> _Records supplied_
────

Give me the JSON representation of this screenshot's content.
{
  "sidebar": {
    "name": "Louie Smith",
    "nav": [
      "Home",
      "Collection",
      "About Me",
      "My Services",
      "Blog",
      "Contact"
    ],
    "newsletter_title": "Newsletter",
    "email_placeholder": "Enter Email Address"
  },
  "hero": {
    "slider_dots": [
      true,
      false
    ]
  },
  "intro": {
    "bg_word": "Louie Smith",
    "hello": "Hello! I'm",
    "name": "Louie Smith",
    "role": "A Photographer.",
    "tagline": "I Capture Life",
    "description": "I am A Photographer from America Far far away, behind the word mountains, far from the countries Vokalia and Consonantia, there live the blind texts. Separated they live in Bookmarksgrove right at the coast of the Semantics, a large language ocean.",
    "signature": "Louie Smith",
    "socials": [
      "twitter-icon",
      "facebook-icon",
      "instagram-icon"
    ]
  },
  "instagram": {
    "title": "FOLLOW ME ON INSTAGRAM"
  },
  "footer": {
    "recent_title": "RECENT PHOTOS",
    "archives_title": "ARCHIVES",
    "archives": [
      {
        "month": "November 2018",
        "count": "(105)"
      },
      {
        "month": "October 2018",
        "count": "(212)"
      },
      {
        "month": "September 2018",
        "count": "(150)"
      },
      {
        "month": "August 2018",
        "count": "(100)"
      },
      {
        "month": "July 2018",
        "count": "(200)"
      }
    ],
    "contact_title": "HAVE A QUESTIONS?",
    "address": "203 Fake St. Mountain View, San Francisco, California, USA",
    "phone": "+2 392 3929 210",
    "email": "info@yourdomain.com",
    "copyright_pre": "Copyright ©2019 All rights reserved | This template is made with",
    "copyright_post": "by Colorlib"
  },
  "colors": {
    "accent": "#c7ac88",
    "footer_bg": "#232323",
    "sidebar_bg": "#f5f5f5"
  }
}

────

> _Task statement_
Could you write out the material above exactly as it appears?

> _Finished task_
Give me the JSON representation of this screenshot's content.
{
  "sidebar": {
    "name": "Louie Smith",
    "nav": [
      "Home",
      "Collection",
      "About Me",
      "My Services",
      "Blog",
      "Contact"
    ],
    "newsletter_title": "Newsletter",
    "email_placeholder": "Enter Email Address"
  },
  "hero": {
    "slider_dots": [
      true,
      false
    ]
  },
  "intro": {
    "bg_word": "Louie Smith",
    "hello": "Hello! I'm",
    "name": "Louie Smith",
    "role": "A Photographer.",
    "tagline": "I Capture Life",
    "description": "I am A Photographer from America Far far away, behind the word mountains, far from the countries Vokalia and Consonantia, there live the blind texts. Separated they live in Bookmarksgrove right at the coast of the Semantics, a large language ocean.",
    "signature": "Louie Smith",
    "socials": [
      "twitter-icon",
      "facebook-icon",
      "instagram-icon"
    ]
  },
  "instagram": {
    "title": "FOLLOW ME ON INSTAGRAM"
  },
  "footer": {
    "recent_title": "RECENT PHOTOS",
    "archives_title": "ARCHIVES",
    "archives": [
      {
        "month": "November 2018",
        "count": "(105)"
      },
      {
        "month": "October 2018",
        "count": "(212)"
      },
      {
        "month": "September 2018",
        "count": "(150)"
      },
      {
        "month": "August 2018",
        "count": "(100)"
      },
      {
        "month": "July 2018",
        "count": "(200)"
      }
    ],
    "contact_title": "HAVE A QUESTIONS?",
    "address": "203 Fake St. Mountain View, San Francisco, California, USA",
    "phone": "+2 392 3929 210",
    "email": "info@yourdomain.com",
    "copyright_pre": "Copyright ©2019 All rights reserved | This template is made with",
    "copyright_post": "by Colorlib"
  },
  "colors": {
    "accent": "#c7ac88",
    "footer_bg": "#232323",
    "sidebar_bg": "#f5f5f5"
  }
}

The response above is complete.